Mega Manectric is a deck that is often paired with cards like Jolteon EX, Regice and Articuno. This deck can consistently accelerate energy with Mega Manectric and with its free retreat cost, switch into a different attacker. This gives the deck flexibility and energy preservation. Mega Manectric still sees play although the deck has been overshadowed by new upcoming decks like Darkrai EX/Giritina EX and Waterbox.
Give me the tools of the trade!
If losing 4 established decks wasn’t enough, we are no longer going to have the ability to remove tools because Xerosic will be rotated. This is significant because that allows Garbador to be unopposed and the only way to deal with Garbador is the use of Lysandre. Since supporter counts would rise because of losing Battle Compressor, it would be more difficult to ensure that Lysandre will be available at hand. Robo Substitute is a card exclusively used in Primal Groudon and Mienshao decks although these decks aren’t popular in the current metagame. This means losing this card isn’t much of an issue. I feel that Enhanced Hammer, Target Whistle and Mystery Energy fall under the same category. Enhanced Hammer is only used within Seismitoad EX decks and in certain decks as a tech in NightMarch. Target Whistle is mainly used in Nightmarch because it is the only deck that can consistently pull Lysandre and Target Whistle in the same turn due to an item based draw engine. Mystery Energy is utilized mainly in Trevenant decks and with it becoming unplayable, Mystery Energy won’t be missed much.
Going up and coming back!

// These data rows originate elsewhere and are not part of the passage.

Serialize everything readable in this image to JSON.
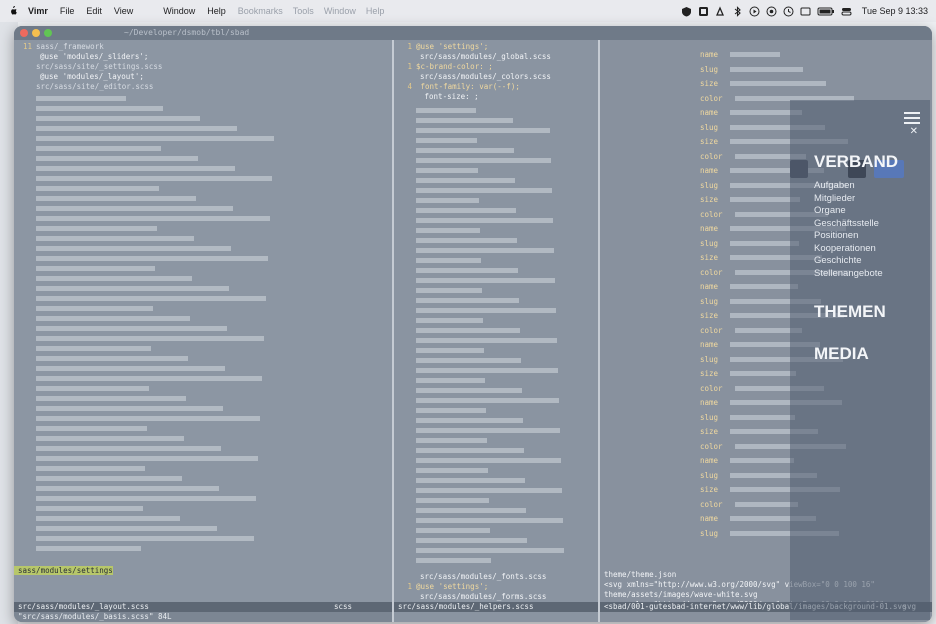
{
  "menubar": {
    "app": "Vimr",
    "items": [
      "File",
      "Edit",
      "View",
      "Window",
      "Help"
    ],
    "ghost_items": [
      "Bookmarks",
      "Tools",
      "Window",
      "Help"
    ],
    "clock": "Tue Sep 9  13:33"
  },
  "vim": {
    "title_ghost": "~/Developer/dsmob/tbl/sbad",
    "pane1": {
      "header_lines": [
        {
          "n": "11",
          "t": "sass/_framework"
        },
        {
          "n": "",
          "t": "@use 'modules/_sliders';"
        },
        {
          "n": "",
          "t": "src/sass/site/_settings.scss"
        },
        {
          "n": "",
          "t": "@use 'modules/_layout';"
        },
        {
          "n": "",
          "t": "src/sass/site/_editor.scss"
        }
      ],
      "hl_label": "sass/modules/settings",
      "status_path": "src/sass/modules/_layout.scss",
      "status_ft": "scss",
      "cmd": "\"src/sass/modules/_basis.scss\" 84L"
    },
    "pane2": {
      "header_lines": [
        {
          "n": "1",
          "t": "@use 'settings';"
        },
        {
          "n": "",
          "t": "src/sass/modules/_global.scss"
        },
        {
          "n": "1",
          "t": "$c-brand-color: ;"
        },
        {
          "n": "",
          "t": "src/sass/modules/_colors.scss"
        },
        {
          "n": "4",
          "t": "  font-family: var(--f);"
        },
        {
          "n": "",
          "t": "  font-size: ;"
        }
      ],
      "footer_lines": [
        {
          "n": "",
          "t": "src/sass/modules/_fonts.scss"
        },
        {
          "n": "1",
          "t": "@use 'settings';"
        },
        {
          "n": "",
          "t": "src/sass/modules/_forms.scss"
        }
      ],
      "status_path": "src/sass/modules/_helpers.scss"
    },
    "pane3": {
      "keys": [
        "name",
        "slug",
        "size",
        "color",
        "name",
        "slug",
        "size",
        "color",
        "name",
        "slug",
        "size",
        "color",
        "name",
        "slug",
        "size",
        "color",
        "name",
        "slug",
        "size",
        "color",
        "name",
        "slug",
        "size",
        "color",
        "name",
        "slug",
        "size",
        "color",
        "name",
        "slug",
        "size",
        "color",
        "name",
        "slug"
      ],
      "footer": [
        "theme/theme.json",
        "  <svg xmlns=\"http://www.w3.org/2000/svg\" viewBox=\"0 0 100 16\"",
        "theme/assets/images/wave-white.svg",
        "  <svg xmlns=\"http://www.w3.org/2000/svg\" viewBox=\"0 0 1600 900\""
      ],
      "status_path": "<sbad/001-gutesbad-internet/www/lib/global/images/background-01.svg",
      "status_ft": "svg"
    }
  },
  "site": {
    "h1": "VERBAND",
    "links": [
      "Aufgaben",
      "Mitglieder",
      "Organe",
      "Geschäftsstelle",
      "Positionen",
      "Kooperationen",
      "Geschichte",
      "Stellenangebote"
    ],
    "h2": "THEMEN",
    "h3": "MEDIA"
  }
}
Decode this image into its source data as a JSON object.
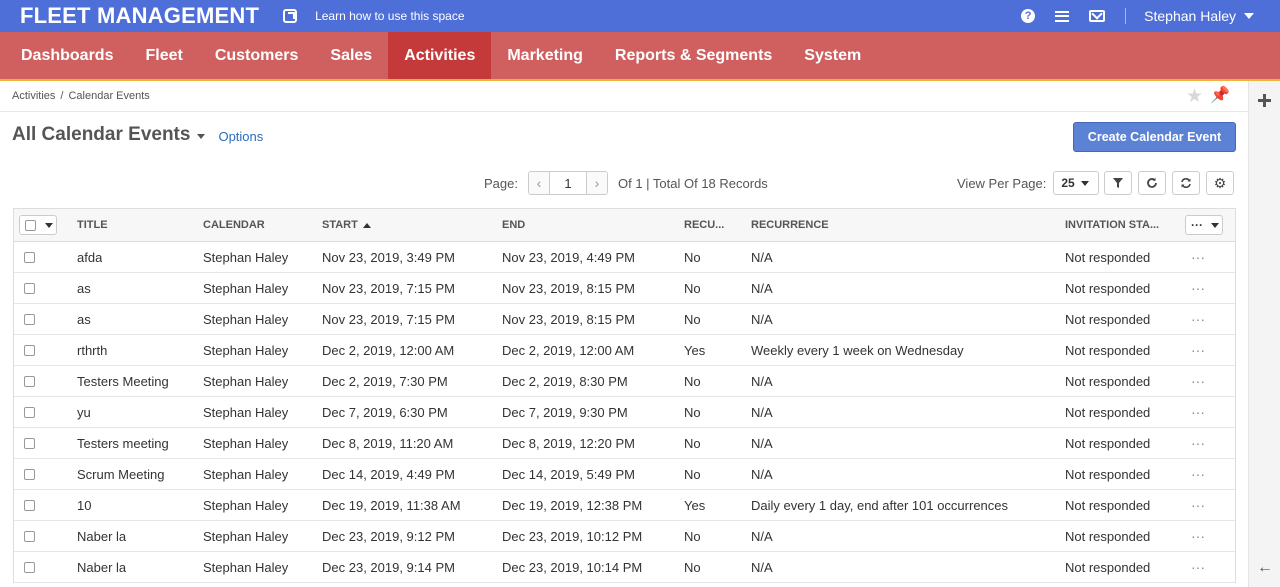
{
  "app": {
    "title": "FLEET MANAGEMENT",
    "learn_link": "Learn how to use this space"
  },
  "user": {
    "name": "Stephan Haley"
  },
  "nav": {
    "items": [
      {
        "label": "Dashboards"
      },
      {
        "label": "Fleet"
      },
      {
        "label": "Customers"
      },
      {
        "label": "Sales"
      },
      {
        "label": "Activities",
        "active": true
      },
      {
        "label": "Marketing"
      },
      {
        "label": "Reports & Segments"
      },
      {
        "label": "System"
      }
    ]
  },
  "breadcrumb": {
    "parent": "Activities",
    "separator": "/",
    "current": "Calendar Events"
  },
  "page": {
    "title": "All Calendar Events",
    "options_label": "Options",
    "create_button": "Create Calendar Event"
  },
  "pager": {
    "label": "Page:",
    "current": "1",
    "total_text": "Of 1 | Total Of 18 Records"
  },
  "view_per_page": {
    "label": "View Per Page:",
    "value": "25"
  },
  "table": {
    "columns": [
      "TITLE",
      "CALENDAR",
      "START",
      "END",
      "RECU...",
      "RECURRENCE",
      "INVITATION STA..."
    ],
    "rows": [
      [
        "afda",
        "Stephan Haley",
        "Nov 23, 2019, 3:49 PM",
        "Nov 23, 2019, 4:49 PM",
        "No",
        "N/A",
        "Not responded"
      ],
      [
        "as",
        "Stephan Haley",
        "Nov 23, 2019, 7:15 PM",
        "Nov 23, 2019, 8:15 PM",
        "No",
        "N/A",
        "Not responded"
      ],
      [
        "as",
        "Stephan Haley",
        "Nov 23, 2019, 7:15 PM",
        "Nov 23, 2019, 8:15 PM",
        "No",
        "N/A",
        "Not responded"
      ],
      [
        "rthrth",
        "Stephan Haley",
        "Dec 2, 2019, 12:00 AM",
        "Dec 2, 2019, 12:00 AM",
        "Yes",
        "Weekly every 1 week on Wednesday",
        "Not responded"
      ],
      [
        "Testers Meeting",
        "Stephan Haley",
        "Dec 2, 2019, 7:30 PM",
        "Dec 2, 2019, 8:30 PM",
        "No",
        "N/A",
        "Not responded"
      ],
      [
        "yu",
        "Stephan Haley",
        "Dec 7, 2019, 6:30 PM",
        "Dec 7, 2019, 9:30 PM",
        "No",
        "N/A",
        "Not responded"
      ],
      [
        "Testers meeting",
        "Stephan Haley",
        "Dec 8, 2019, 11:20 AM",
        "Dec 8, 2019, 12:20 PM",
        "No",
        "N/A",
        "Not responded"
      ],
      [
        "Scrum Meeting",
        "Stephan Haley",
        "Dec 14, 2019, 4:49 PM",
        "Dec 14, 2019, 5:49 PM",
        "No",
        "N/A",
        "Not responded"
      ],
      [
        "10",
        "Stephan Haley",
        "Dec 19, 2019, 11:38 AM",
        "Dec 19, 2019, 12:38 PM",
        "Yes",
        "Daily every 1 day, end after 101 occurrences",
        "Not responded"
      ],
      [
        "Naber la",
        "Stephan Haley",
        "Dec 23, 2019, 9:12 PM",
        "Dec 23, 2019, 10:12 PM",
        "No",
        "N/A",
        "Not responded"
      ],
      [
        "Naber la",
        "Stephan Haley",
        "Dec 23, 2019, 9:14 PM",
        "Dec 23, 2019, 10:14 PM",
        "No",
        "N/A",
        "Not responded"
      ]
    ]
  },
  "colors": {
    "topbar": "#4f6fd8",
    "navbar": "#d06060",
    "nav_active": "#c43a3a",
    "accent_line": "#f0b13a",
    "primary_button": "#5b82d5",
    "link": "#2c6bbf"
  },
  "icons": {
    "help": "help-icon",
    "menu": "menu-icon",
    "mail": "mail-icon",
    "star": "star-icon",
    "pin": "pin-icon",
    "filter": "filter-icon",
    "refresh": "refresh-icon",
    "reset": "reset-icon",
    "settings": "gear-icon"
  }
}
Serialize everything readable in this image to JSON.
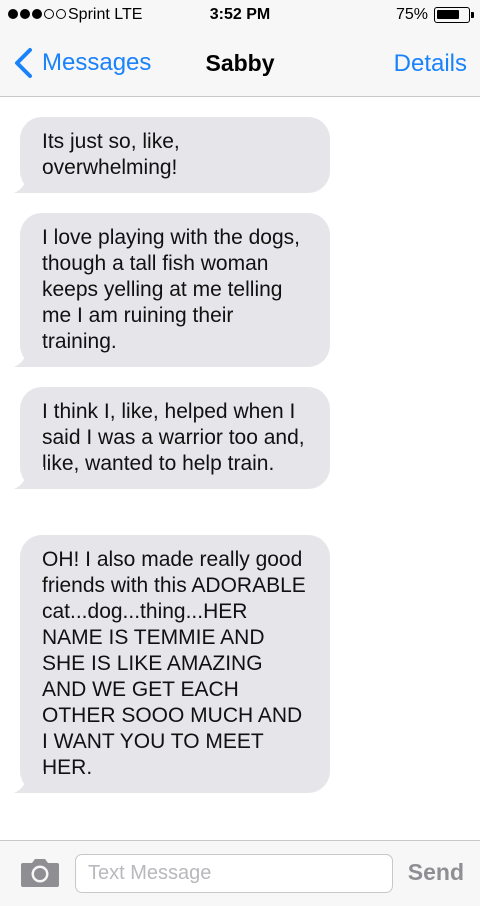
{
  "status_bar": {
    "signal_bars_filled": 3,
    "signal_bars_total": 5,
    "carrier": "Sprint  LTE",
    "time": "3:52 PM",
    "battery_percent_label": "75%",
    "battery_level": 0.75
  },
  "nav": {
    "back_label": "Messages",
    "title": "Sabby",
    "details_label": "Details"
  },
  "messages": [
    {
      "text": "Its just so, like, overwhelming!"
    },
    {
      "text": "I love playing with the dogs, though a tall fish woman keeps yelling at me telling me I am ruining their training."
    },
    {
      "text": "I think I, like, helped when I said I was a warrior too and, like, wanted to help train."
    },
    {
      "text": "OH! I also made really good friends with this ADORABLE cat...dog...thing...HER NAME IS TEMMIE AND SHE IS LIKE AMAZING AND WE GET EACH OTHER SOOO MUCH AND I WANT YOU TO MEET HER."
    }
  ],
  "input_bar": {
    "placeholder": "Text Message",
    "value": "",
    "send_label": "Send"
  },
  "colors": {
    "accent": "#1a82fb",
    "incoming_bubble": "#e5e5ea",
    "bar_background": "#f7f7f7",
    "send_disabled": "#8e8e93"
  },
  "icons": [
    "chevron-left-icon",
    "camera-icon",
    "battery-icon",
    "signal-dots-icon"
  ]
}
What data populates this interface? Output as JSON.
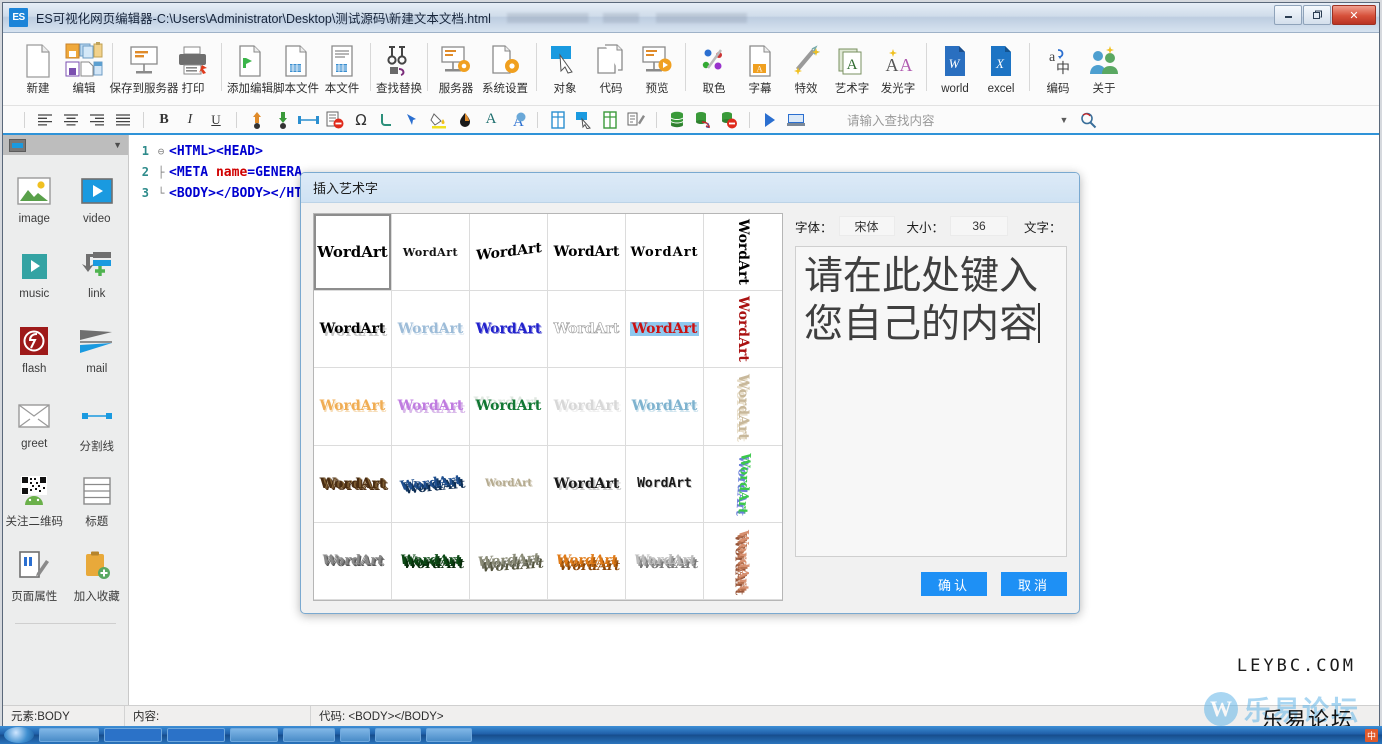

Losing AZ is concerning and disrupts decks that require a way to retreat under item lock. Metal decks run two counts of AZ to make sure Bronzong does not get stuck as the active Pokemon. Certain Seismitoad EX decks utilize AZ to retreat into another Seismitoad EX while removing damage from the previous card. Also, AZ is used in decks that have an ability upon evolution such as Crobat, Crawdaunt and Vileplume. This card rotating will push decks into adding back switch or counts of float stone for retreat. The loss of Slurpuff affects only the kind of Seismitoad EX decks that runs this card. The ability of Slurpuff is powerful, being able to draw cards at any time. I feel Slurpuff is underused, yet with the resurgence of Garbador post rotation losing Slurpuff isn’t too bad. Crobat being rotated is strange since its pre-evolution Golbat will still be available for play because of a reprint in Generations. This means that decks utilizing Crobat would lose out on 30 damage with its ability and affects decks like Manectric EX and Seismitoad EX decks.
In conclusion, we are losing a number of valuable cards that will affect specific established decks within the metagame. This guide does not factor in cards from the new set, “Steam Siege” and instead acts as a general overview of what cards are rotating and what are the decks that will be affected post rotation.